**** Records for this exercise ****

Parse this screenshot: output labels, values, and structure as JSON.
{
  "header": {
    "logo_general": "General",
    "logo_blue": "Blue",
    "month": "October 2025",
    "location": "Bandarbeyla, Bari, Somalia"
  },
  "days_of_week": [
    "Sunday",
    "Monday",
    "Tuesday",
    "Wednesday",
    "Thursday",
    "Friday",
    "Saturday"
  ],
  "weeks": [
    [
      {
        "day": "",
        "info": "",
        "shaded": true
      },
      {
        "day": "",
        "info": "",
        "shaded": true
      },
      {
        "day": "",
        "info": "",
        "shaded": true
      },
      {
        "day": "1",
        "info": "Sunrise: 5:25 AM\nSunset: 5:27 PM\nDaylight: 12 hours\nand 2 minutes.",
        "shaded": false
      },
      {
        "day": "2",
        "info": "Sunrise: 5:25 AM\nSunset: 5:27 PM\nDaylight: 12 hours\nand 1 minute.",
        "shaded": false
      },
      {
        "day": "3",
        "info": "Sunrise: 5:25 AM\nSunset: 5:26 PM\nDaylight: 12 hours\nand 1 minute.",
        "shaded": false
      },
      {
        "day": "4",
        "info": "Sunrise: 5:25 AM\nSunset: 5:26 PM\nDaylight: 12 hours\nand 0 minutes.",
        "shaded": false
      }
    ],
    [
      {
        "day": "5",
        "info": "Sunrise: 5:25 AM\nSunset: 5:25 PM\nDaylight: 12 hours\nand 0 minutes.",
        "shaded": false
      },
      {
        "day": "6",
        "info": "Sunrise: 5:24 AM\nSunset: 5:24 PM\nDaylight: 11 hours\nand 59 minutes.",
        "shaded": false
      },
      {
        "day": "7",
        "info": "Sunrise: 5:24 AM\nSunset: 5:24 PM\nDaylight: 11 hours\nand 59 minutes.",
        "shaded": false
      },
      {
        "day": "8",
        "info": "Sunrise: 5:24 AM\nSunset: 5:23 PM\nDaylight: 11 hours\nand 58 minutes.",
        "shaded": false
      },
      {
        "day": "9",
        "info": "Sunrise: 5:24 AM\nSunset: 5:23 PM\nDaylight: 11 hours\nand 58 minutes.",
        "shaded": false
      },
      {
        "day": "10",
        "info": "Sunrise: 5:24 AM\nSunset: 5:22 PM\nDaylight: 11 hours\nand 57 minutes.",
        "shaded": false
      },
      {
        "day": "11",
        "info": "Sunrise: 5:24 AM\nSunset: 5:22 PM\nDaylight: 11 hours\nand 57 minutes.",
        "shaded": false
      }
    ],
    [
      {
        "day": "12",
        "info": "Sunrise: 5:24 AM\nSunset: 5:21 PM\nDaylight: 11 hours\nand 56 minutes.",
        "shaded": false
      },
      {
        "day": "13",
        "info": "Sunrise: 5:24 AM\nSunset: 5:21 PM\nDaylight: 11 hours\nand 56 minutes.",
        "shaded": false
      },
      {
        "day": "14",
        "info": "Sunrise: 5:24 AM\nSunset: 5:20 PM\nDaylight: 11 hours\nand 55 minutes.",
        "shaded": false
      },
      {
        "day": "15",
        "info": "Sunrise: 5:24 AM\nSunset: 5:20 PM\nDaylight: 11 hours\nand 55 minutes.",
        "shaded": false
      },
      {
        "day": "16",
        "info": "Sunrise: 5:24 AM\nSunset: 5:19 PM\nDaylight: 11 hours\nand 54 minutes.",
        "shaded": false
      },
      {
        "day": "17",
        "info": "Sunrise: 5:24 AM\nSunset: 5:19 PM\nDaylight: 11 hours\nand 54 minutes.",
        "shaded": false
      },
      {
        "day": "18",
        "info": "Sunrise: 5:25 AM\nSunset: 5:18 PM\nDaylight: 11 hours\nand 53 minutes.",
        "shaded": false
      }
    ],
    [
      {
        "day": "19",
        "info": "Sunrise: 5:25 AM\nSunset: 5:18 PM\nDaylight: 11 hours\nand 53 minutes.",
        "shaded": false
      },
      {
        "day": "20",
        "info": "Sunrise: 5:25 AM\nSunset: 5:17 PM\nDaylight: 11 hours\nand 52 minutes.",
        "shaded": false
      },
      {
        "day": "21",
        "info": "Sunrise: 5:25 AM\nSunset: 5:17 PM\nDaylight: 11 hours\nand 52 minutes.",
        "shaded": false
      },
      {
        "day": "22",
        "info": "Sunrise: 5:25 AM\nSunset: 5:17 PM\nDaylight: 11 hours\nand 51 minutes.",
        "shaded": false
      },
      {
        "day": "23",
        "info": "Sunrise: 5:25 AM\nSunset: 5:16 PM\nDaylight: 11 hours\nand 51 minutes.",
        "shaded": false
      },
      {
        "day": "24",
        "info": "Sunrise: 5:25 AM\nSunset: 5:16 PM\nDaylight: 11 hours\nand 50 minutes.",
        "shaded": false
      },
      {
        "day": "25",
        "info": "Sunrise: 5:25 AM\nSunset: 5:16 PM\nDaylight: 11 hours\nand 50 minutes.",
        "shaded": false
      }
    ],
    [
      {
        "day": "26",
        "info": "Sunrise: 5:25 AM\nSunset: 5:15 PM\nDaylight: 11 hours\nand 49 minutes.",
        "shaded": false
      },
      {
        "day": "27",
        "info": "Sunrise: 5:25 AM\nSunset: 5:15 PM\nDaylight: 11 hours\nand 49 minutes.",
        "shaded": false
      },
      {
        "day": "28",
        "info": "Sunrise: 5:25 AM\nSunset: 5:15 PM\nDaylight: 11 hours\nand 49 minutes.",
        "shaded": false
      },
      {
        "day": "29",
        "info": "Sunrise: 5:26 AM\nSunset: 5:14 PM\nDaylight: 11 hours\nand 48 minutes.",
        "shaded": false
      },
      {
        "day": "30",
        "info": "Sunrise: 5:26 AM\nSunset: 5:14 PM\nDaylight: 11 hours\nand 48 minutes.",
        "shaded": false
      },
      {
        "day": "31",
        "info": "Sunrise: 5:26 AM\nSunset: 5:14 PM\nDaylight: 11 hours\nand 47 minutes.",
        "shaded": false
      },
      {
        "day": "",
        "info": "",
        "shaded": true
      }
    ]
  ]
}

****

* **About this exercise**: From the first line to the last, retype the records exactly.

* **Result for this task**:
Parse this screenshot: output labels, values, and structure as JSON.
{
  "header": {
    "logo_general": "General",
    "logo_blue": "Blue",
    "month": "October 2025",
    "location": "Bandarbeyla, Bari, Somalia"
  },
  "days_of_week": [
    "Sunday",
    "Monday",
    "Tuesday",
    "Wednesday",
    "Thursday",
    "Friday",
    "Saturday"
  ],
  "weeks": [
    [
      {
        "day": "",
        "info": "",
        "shaded": true
      },
      {
        "day": "",
        "info": "",
        "shaded": true
      },
      {
        "day": "",
        "info": "",
        "shaded": true
      },
      {
        "day": "1",
        "info": "Sunrise: 5:25 AM\nSunset: 5:27 PM\nDaylight: 12 hours\nand 2 minutes.",
        "shaded": false
      },
      {
        "day": "2",
        "info": "Sunrise: 5:25 AM\nSunset: 5:27 PM\nDaylight: 12 hours\nand 1 minute.",
        "shaded": false
      },
      {
        "day": "3",
        "info": "Sunrise: 5:25 AM\nSunset: 5:26 PM\nDaylight: 12 hours\nand 1 minute.",
        "shaded": false
      },
      {
        "day": "4",
        "info": "Sunrise: 5:25 AM\nSunset: 5:26 PM\nDaylight: 12 hours\nand 0 minutes.",
        "shaded": false
      }
    ],
    [
      {
        "day": "5",
        "info": "Sunrise: 5:25 AM\nSunset: 5:25 PM\nDaylight: 12 hours\nand 0 minutes.",
        "shaded": false
      },
      {
        "day": "6",
        "info": "Sunrise: 5:24 AM\nSunset: 5:24 PM\nDaylight: 11 hours\nand 59 minutes.",
        "shaded": false
      },
      {
        "day": "7",
        "info": "Sunrise: 5:24 AM\nSunset: 5:24 PM\nDaylight: 11 hours\nand 59 minutes.",
        "shaded": false
      },
      {
        "day": "8",
        "info": "Sunrise: 5:24 AM\nSunset: 5:23 PM\nDaylight: 11 hours\nand 58 minutes.",
        "shaded": false
      },
      {
        "day": "9",
        "info": "Sunrise: 5:24 AM\nSunset: 5:23 PM\nDaylight: 11 hours\nand 58 minutes.",
        "shaded": false
      },
      {
        "day": "10",
        "info": "Sunrise: 5:24 AM\nSunset: 5:22 PM\nDaylight: 11 hours\nand 57 minutes.",
        "shaded": false
      },
      {
        "day": "11",
        "info": "Sunrise: 5:24 AM\nSunset: 5:22 PM\nDaylight: 11 hours\nand 57 minutes.",
        "shaded": false
      }
    ],
    [
      {
        "day": "12",
        "info": "Sunrise: 5:24 AM\nSunset: 5:21 PM\nDaylight: 11 hours\nand 56 minutes.",
        "shaded": false
      },
      {
        "day": "13",
        "info": "Sunrise: 5:24 AM\nSunset: 5:21 PM\nDaylight: 11 hours\nand 56 minutes.",
        "shaded": false
      },
      {
        "day": "14",
        "info": "Sunrise: 5:24 AM\nSunset: 5:20 PM\nDaylight: 11 hours\nand 55 minutes.",
        "shaded": false
      },
      {
        "day": "15",
        "info": "Sunrise: 5:24 AM\nSunset: 5:20 PM\nDaylight: 11 hours\nand 55 minutes.",
        "shaded": false
      },
      {
        "day": "16",
        "info": "Sunrise: 5:24 AM\nSunset: 5:19 PM\nDaylight: 11 hours\nand 54 minutes.",
        "shaded": false
      },
      {
        "day": "17",
        "info": "Sunrise: 5:24 AM\nSunset: 5:19 PM\nDaylight: 11 hours\nand 54 minutes.",
        "shaded": false
      },
      {
        "day": "18",
        "info": "Sunrise: 5:25 AM\nSunset: 5:18 PM\nDaylight: 11 hours\nand 53 minutes.",
        "shaded": false
      }
    ],
    [
      {
        "day": "19",
        "info": "Sunrise: 5:25 AM\nSunset: 5:18 PM\nDaylight: 11 hours\nand 53 minutes.",
        "shaded": false
      },
      {
        "day": "20",
        "info": "Sunrise: 5:25 AM\nSunset: 5:17 PM\nDaylight: 11 hours\nand 52 minutes.",
        "shaded": false
      },
      {
        "day": "21",
        "info": "Sunrise: 5:25 AM\nSunset: 5:17 PM\nDaylight: 11 hours\nand 52 minutes.",
        "shaded": false
      },
      {
        "day": "22",
        "info": "Sunrise: 5:25 AM\nSunset: 5:17 PM\nDaylight: 11 hours\nand 51 minutes.",
        "shaded": false
      },
      {
        "day": "23",
        "info": "Sunrise: 5:25 AM\nSunset: 5:16 PM\nDaylight: 11 hours\nand 51 minutes.",
        "shaded": false
      },
      {
        "day": "24",
        "info": "Sunrise: 5:25 AM\nSunset: 5:16 PM\nDaylight: 11 hours\nand 50 minutes.",
        "shaded": false
      },
      {
        "day": "25",
        "info": "Sunrise: 5:25 AM\nSunset: 5:16 PM\nDaylight: 11 hours\nand 50 minutes.",
        "shaded": false
      }
    ],
    [
      {
        "day": "26",
        "info": "Sunrise: 5:25 AM\nSunset: 5:15 PM\nDaylight: 11 hours\nand 49 minutes.",
        "shaded": false
      },
      {
        "day": "27",
        "info": "Sunrise: 5:25 AM\nSunset: 5:15 PM\nDaylight: 11 hours\nand 49 minutes.",
        "shaded": false
      },
      {
        "day": "28",
        "info": "Sunrise: 5:25 AM\nSunset: 5:15 PM\nDaylight: 11 hours\nand 49 minutes.",
        "shaded": false
      },
      {
        "day": "29",
        "info": "Sunrise: 5:26 AM\nSunset: 5:14 PM\nDaylight: 11 hours\nand 48 minutes.",
        "shaded": false
      },
      {
        "day": "30",
        "info": "Sunrise: 5:26 AM\nSunset: 5:14 PM\nDaylight: 11 hours\nand 48 minutes.",
        "shaded": false
      },
      {
        "day": "31",
        "info": "Sunrise: 5:26 AM\nSunset: 5:14 PM\nDaylight: 11 hours\nand 47 minutes.",
        "shaded": false
      },
      {
        "day": "",
        "info": "",
        "shaded": true
      }
    ]
  ]
}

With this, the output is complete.